  • Understand Bias May Be a Part of Feedback Interactions: How you get feedback, if you get feedback, and the effectiveness of the feedback given can be impacted by bias (unconscious and conscious). Utilize resources like mentors and firm administrators to get support. 
For Partners:
  • Strive to Provide Real-Time Feedback: Offer consistent, constructive feedback to recognize areas of strength, address any performance issues, and encourage continuous improvement.
  • Frame Feedback as a Growth Opportunity: Position feedback within the context of professional development, discussing goals and actionable steps for growth.
  • Cultivate Open Communication: Encourage associates to seek feedback proactively and engage in transparent dialogues about their performance.
  • Recognize and Mitigate Bias: Reflect on personal biases and continuously learn about unconscious bias. Champion anti-bias training at the firm and include diverse perspectives in the feedback process to mitigate unconscious bias. 
  • Foster a Continuous Feedback Culture: Commit to a culture where frequent, constructive feedback is an integral part of the firm’s ethos. This means holding everyone accountable. 
Accountability Imperative

Associates rely on feedback as a catalyst for growth, while partners must be equipped to provide it consistently and effectively. Both parties require support in navigating the feedback process, whether it involves soliciting feedback, acting upon it, or receiving it gracefully.

Cultivating a culture of accountability requires a collective effort from all members of the firm. Feedback is not just about individual development; it directly impacts the business of the firm, underscoring the need for accountability and understanding the potential ramifications when effective feedback processes are neglected. Some of these consequences include: 

Associate Perspective:
  • Stagnation of Professional Growth: Without effective feedback, associates may struggle to identify areas for improvement and experience limited career progression.
  • Decreased Career Satisfaction: Associates may feel undervalued and unsupported without effective feedback,  resulting in decreased motivation and job satisfaction.
  • Attrition: A lack of meaningful feedback can lead to disengagement and dissatisfaction among associates, resulting in voluntary and involuntary departures.

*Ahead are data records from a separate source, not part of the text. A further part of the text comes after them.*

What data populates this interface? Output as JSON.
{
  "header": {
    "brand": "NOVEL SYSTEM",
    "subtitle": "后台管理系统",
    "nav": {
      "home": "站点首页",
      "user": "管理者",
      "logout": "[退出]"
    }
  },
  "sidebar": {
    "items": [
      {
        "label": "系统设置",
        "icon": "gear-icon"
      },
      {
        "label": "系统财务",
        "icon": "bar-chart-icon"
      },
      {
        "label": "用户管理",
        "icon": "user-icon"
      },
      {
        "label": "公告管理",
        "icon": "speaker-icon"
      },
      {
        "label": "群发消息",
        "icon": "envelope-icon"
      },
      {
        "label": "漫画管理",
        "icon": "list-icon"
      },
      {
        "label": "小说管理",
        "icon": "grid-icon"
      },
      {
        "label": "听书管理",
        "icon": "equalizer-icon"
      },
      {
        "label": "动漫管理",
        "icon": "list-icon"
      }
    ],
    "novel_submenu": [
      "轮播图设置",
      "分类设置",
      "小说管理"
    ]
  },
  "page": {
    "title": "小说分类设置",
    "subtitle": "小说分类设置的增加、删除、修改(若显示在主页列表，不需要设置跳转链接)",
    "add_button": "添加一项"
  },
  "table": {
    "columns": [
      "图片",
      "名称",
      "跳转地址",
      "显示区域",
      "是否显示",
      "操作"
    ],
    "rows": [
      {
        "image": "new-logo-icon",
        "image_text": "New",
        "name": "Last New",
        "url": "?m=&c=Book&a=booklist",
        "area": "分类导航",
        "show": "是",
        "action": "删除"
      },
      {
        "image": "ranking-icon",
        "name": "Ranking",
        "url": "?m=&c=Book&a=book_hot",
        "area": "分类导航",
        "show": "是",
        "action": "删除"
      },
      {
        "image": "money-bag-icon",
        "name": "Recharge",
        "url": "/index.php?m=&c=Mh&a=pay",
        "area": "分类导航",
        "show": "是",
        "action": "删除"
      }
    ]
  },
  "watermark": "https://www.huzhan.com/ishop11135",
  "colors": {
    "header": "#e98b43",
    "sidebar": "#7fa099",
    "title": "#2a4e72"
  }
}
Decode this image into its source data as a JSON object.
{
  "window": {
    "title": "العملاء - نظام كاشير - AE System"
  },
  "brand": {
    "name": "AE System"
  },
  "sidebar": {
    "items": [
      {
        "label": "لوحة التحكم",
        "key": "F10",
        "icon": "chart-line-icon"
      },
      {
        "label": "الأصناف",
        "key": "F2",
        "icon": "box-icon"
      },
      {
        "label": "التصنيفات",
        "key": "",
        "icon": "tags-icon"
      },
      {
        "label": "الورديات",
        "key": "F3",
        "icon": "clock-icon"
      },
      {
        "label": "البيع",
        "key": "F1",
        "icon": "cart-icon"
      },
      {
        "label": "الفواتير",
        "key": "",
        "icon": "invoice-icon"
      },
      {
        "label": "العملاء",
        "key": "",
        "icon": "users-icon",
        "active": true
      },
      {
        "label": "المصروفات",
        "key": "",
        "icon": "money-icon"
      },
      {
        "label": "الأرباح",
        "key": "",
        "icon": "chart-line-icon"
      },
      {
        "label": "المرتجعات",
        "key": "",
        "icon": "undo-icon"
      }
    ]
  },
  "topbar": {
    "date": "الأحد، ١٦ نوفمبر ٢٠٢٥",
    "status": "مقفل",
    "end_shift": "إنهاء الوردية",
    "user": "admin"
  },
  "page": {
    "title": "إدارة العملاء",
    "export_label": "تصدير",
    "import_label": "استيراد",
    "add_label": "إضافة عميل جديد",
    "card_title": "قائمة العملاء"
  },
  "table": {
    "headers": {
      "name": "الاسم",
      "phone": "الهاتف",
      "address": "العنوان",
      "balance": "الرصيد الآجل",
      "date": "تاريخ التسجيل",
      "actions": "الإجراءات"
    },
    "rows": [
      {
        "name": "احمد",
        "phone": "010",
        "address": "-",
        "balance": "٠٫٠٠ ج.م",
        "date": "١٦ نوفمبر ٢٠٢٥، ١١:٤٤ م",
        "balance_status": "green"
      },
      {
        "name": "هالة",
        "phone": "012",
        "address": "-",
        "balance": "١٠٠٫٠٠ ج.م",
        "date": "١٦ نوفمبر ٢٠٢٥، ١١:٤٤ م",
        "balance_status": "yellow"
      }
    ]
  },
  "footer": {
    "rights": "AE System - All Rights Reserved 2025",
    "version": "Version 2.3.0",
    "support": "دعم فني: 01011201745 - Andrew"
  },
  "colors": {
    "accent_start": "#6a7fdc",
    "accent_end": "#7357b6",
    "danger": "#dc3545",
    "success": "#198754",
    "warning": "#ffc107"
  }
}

This can also damage the firm’s reputation in informal professional circles.
Partner Perspective:
  • Erosion of Trust and Respect: Partners who neglect to provide feedback may impact trust and respect among their colleagues, and may negatively affect their professional brand and perceived leadership potential.  
  • Damaged Firm Reputation: A lack of feedback culture can tarnish the firm’s reputation and credibility in the legal industry.
  • Reduced Client Satisfaction: Partners who do not prioritize feedback may also impact client service, resulting in decreased client satisfaction and business development opportunities. .

In closing, the importance of prioritizing feedback within law firms cannot be overstated, as it serves as a cornerstone for both personal and professional growth. Recent public discourse underscores the imperative for firms to enhance their feedback practices, recognizing it as a pivotal component of law firm culture.

By fostering accountability and collaboration, law firms can cultivate an environment where feedback is not merely acknowledged but embraced as a catalyst for improvement. Associates and partners alike stand to benefit from this paradigm shift, as it encourages active engagement with feedback, facilitates open dialogue, and promotes continuous learning and development. By prioritizing accountability and collaboration, firms can harness the transformative power of feedback.

This article was also featured in the April 2024 edition of the NALP Bulletin, the digital magazine of the National Association for Law Placement (NALP).

All Rights Reserved PGE Consulting Group LLC | Reprint permission requests to [email protected]

You might also enjoy

Ready to Book Paula?

SIGN UP FOR MY Newsletter

Copyright © 2024 PGE Consulting Group LLC